*** Begin section ***

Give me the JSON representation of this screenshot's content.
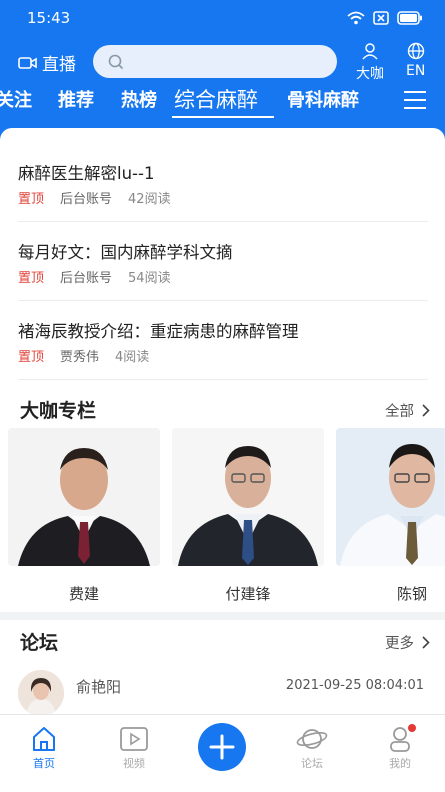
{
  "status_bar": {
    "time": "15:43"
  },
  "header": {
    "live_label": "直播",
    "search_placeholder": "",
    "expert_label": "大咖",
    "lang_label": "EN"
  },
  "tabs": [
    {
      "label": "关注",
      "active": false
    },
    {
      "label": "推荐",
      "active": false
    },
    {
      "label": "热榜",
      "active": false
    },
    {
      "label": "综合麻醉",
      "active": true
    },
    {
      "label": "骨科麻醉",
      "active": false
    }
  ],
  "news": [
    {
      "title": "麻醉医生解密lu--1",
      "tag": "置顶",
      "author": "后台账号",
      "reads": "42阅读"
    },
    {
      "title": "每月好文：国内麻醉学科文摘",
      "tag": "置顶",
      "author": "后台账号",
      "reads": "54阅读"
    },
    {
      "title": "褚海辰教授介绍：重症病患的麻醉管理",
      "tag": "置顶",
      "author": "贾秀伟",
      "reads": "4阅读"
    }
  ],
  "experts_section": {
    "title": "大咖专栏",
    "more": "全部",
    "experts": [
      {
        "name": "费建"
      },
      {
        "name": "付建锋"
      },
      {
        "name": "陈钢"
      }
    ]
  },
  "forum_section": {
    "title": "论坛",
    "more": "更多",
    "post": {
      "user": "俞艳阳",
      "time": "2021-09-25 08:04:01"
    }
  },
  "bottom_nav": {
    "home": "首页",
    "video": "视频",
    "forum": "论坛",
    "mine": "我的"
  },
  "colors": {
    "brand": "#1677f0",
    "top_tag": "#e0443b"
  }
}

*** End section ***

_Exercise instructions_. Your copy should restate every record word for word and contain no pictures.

_Exercise response_.
Give me the JSON representation of this screenshot's content.
{
  "status_bar": {
    "time": "15:43"
  },
  "header": {
    "live_label": "直播",
    "search_placeholder": "",
    "expert_label": "大咖",
    "lang_label": "EN"
  },
  "tabs": [
    {
      "label": "关注",
      "active": false
    },
    {
      "label": "推荐",
      "active": false
    },
    {
      "label": "热榜",
      "active": false
    },
    {
      "label": "综合麻醉",
      "active": true
    },
    {
      "label": "骨科麻醉",
      "active": false
    }
  ],
  "news": [
    {
      "title": "麻醉医生解密lu--1",
      "tag": "置顶",
      "author": "后台账号",
      "reads": "42阅读"
    },
    {
      "title": "每月好文：国内麻醉学科文摘",
      "tag": "置顶",
      "author": "后台账号",
      "reads": "54阅读"
    },
    {
      "title": "褚海辰教授介绍：重症病患的麻醉管理",
      "tag": "置顶",
      "author": "贾秀伟",
      "reads": "4阅读"
    }
  ],
  "experts_section": {
    "title": "大咖专栏",
    "more": "全部",
    "experts": [
      {
        "name": "费建"
      },
      {
        "name": "付建锋"
      },
      {
        "name": "陈钢"
      }
    ]
  },
  "forum_section": {
    "title": "论坛",
    "more": "更多",
    "post": {
      "user": "俞艳阳",
      "time": "2021-09-25 08:04:01"
    }
  },
  "bottom_nav": {
    "home": "首页",
    "video": "视频",
    "forum": "论坛",
    "mine": "我的"
  },
  "colors": {
    "brand": "#1677f0",
    "top_tag": "#e0443b"
  }
}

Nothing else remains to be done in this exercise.